=== EXERCISE ===
Copy the records below exactly as they stand. Leave out the pictures.
++++++++++++++++++++
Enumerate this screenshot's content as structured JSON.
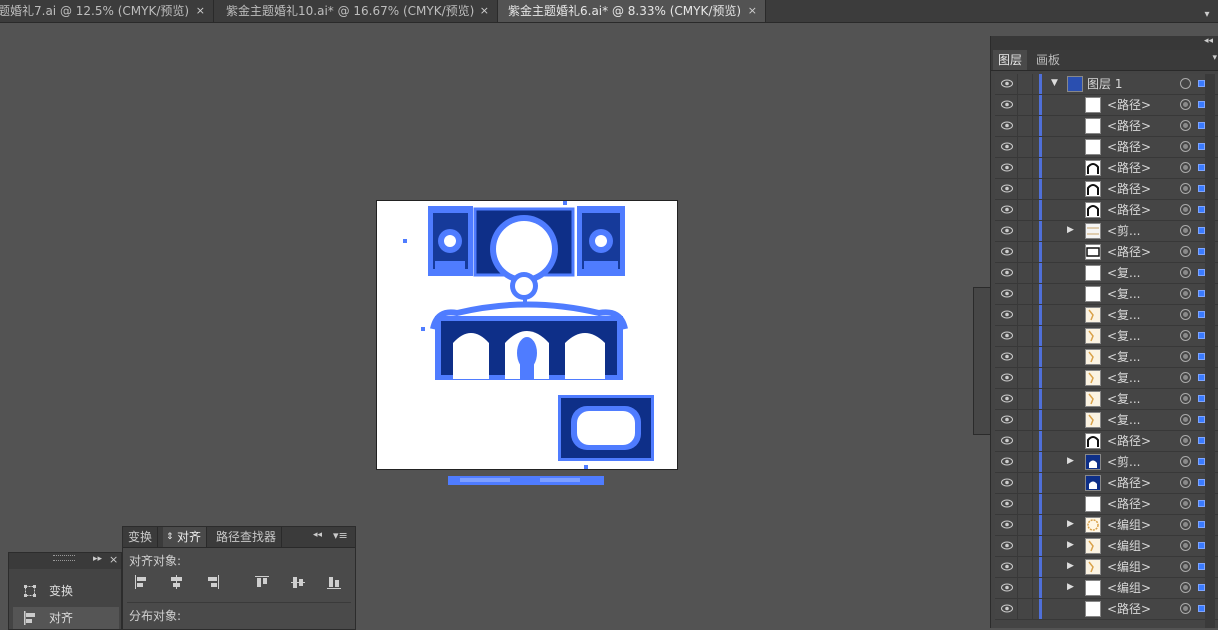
{
  "tabs": [
    {
      "title": "题婚礼7.ai @ 12.5% (CMYK/预览)",
      "close": "×"
    },
    {
      "title": "紫金主题婚礼10.ai* @ 16.67% (CMYK/预览)",
      "close": "×"
    },
    {
      "title": "紫金主题婚礼6.ai* @ 8.33% (CMYK/预览)",
      "close": "×"
    }
  ],
  "layers_panel": {
    "tabs": [
      "图层",
      "画板"
    ],
    "layer": {
      "name": "图层 1"
    },
    "rows": [
      {
        "label": "<路径>",
        "thumb": "white"
      },
      {
        "label": "<路径>",
        "thumb": "white"
      },
      {
        "label": "<路径>",
        "thumb": "white"
      },
      {
        "label": "<路径>",
        "thumb": "arch"
      },
      {
        "label": "<路径>",
        "thumb": "arch"
      },
      {
        "label": "<路径>",
        "thumb": "arch"
      },
      {
        "label": "<剪...",
        "thumb": "lines",
        "expand": "▶"
      },
      {
        "label": "<路径>",
        "thumb": "frame"
      },
      {
        "label": "<复...",
        "thumb": "white"
      },
      {
        "label": "<复...",
        "thumb": "white"
      },
      {
        "label": "<复...",
        "thumb": "gold"
      },
      {
        "label": "<复...",
        "thumb": "gold"
      },
      {
        "label": "<复...",
        "thumb": "gold"
      },
      {
        "label": "<复...",
        "thumb": "gold"
      },
      {
        "label": "<复...",
        "thumb": "gold"
      },
      {
        "label": "<复...",
        "thumb": "gold"
      },
      {
        "label": "<路径>",
        "thumb": "arch"
      },
      {
        "label": "<剪...",
        "thumb": "navy",
        "expand": "▶"
      },
      {
        "label": "<路径>",
        "thumb": "navy"
      },
      {
        "label": "<路径>",
        "thumb": "white"
      },
      {
        "label": "<编组>",
        "thumb": "ring",
        "expand": "▶"
      },
      {
        "label": "<编组>",
        "thumb": "gold",
        "expand": "▶"
      },
      {
        "label": "<编组>",
        "thumb": "gold",
        "expand": "▶"
      },
      {
        "label": "<编组>",
        "thumb": "white",
        "expand": "▶"
      },
      {
        "label": "<路径>",
        "thumb": "white"
      }
    ]
  },
  "align_panel": {
    "tabs": [
      "变换",
      "对齐",
      "路径查找器"
    ],
    "align_objects_label": "对齐对象:",
    "distribute_objects_label": "分布对象:"
  },
  "tool_dock": {
    "items": [
      {
        "label": "变换",
        "icon": "transform-icon"
      },
      {
        "label": "对齐",
        "icon": "align-icon"
      }
    ]
  },
  "colors": {
    "selection": "#4f7cff",
    "navy": "#0a1f5c",
    "accent": "#4f6fd8"
  }
}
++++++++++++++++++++
=== EXERCISE ANSWER ===
Enumerate this screenshot's content as structured JSON.
{
  "tabs": [
    {
      "title": "题婚礼7.ai @ 12.5% (CMYK/预览)",
      "close": "×"
    },
    {
      "title": "紫金主题婚礼10.ai* @ 16.67% (CMYK/预览)",
      "close": "×"
    },
    {
      "title": "紫金主题婚礼6.ai* @ 8.33% (CMYK/预览)",
      "close": "×"
    }
  ],
  "layers_panel": {
    "tabs": [
      "图层",
      "画板"
    ],
    "layer": {
      "name": "图层 1"
    },
    "rows": [
      {
        "label": "<路径>",
        "thumb": "white"
      },
      {
        "label": "<路径>",
        "thumb": "white"
      },
      {
        "label": "<路径>",
        "thumb": "white"
      },
      {
        "label": "<路径>",
        "thumb": "arch"
      },
      {
        "label": "<路径>",
        "thumb": "arch"
      },
      {
        "label": "<路径>",
        "thumb": "arch"
      },
      {
        "label": "<剪...",
        "thumb": "lines",
        "expand": "▶"
      },
      {
        "label": "<路径>",
        "thumb": "frame"
      },
      {
        "label": "<复...",
        "thumb": "white"
      },
      {
        "label": "<复...",
        "thumb": "white"
      },
      {
        "label": "<复...",
        "thumb": "gold"
      },
      {
        "label": "<复...",
        "thumb": "gold"
      },
      {
        "label": "<复...",
        "thumb": "gold"
      },
      {
        "label": "<复...",
        "thumb": "gold"
      },
      {
        "label": "<复...",
        "thumb": "gold"
      },
      {
        "label": "<复...",
        "thumb": "gold"
      },
      {
        "label": "<路径>",
        "thumb": "arch"
      },
      {
        "label": "<剪...",
        "thumb": "navy",
        "expand": "▶"
      },
      {
        "label": "<路径>",
        "thumb": "navy"
      },
      {
        "label": "<路径>",
        "thumb": "white"
      },
      {
        "label": "<编组>",
        "thumb": "ring",
        "expand": "▶"
      },
      {
        "label": "<编组>",
        "thumb": "gold",
        "expand": "▶"
      },
      {
        "label": "<编组>",
        "thumb": "gold",
        "expand": "▶"
      },
      {
        "label": "<编组>",
        "thumb": "white",
        "expand": "▶"
      },
      {
        "label": "<路径>",
        "thumb": "white"
      }
    ]
  },
  "align_panel": {
    "tabs": [
      "变换",
      "对齐",
      "路径查找器"
    ],
    "align_objects_label": "对齐对象:",
    "distribute_objects_label": "分布对象:"
  },
  "tool_dock": {
    "items": [
      {
        "label": "变换",
        "icon": "transform-icon"
      },
      {
        "label": "对齐",
        "icon": "align-icon"
      }
    ]
  },
  "colors": {
    "selection": "#4f7cff",
    "navy": "#0a1f5c",
    "accent": "#4f6fd8"
  }
}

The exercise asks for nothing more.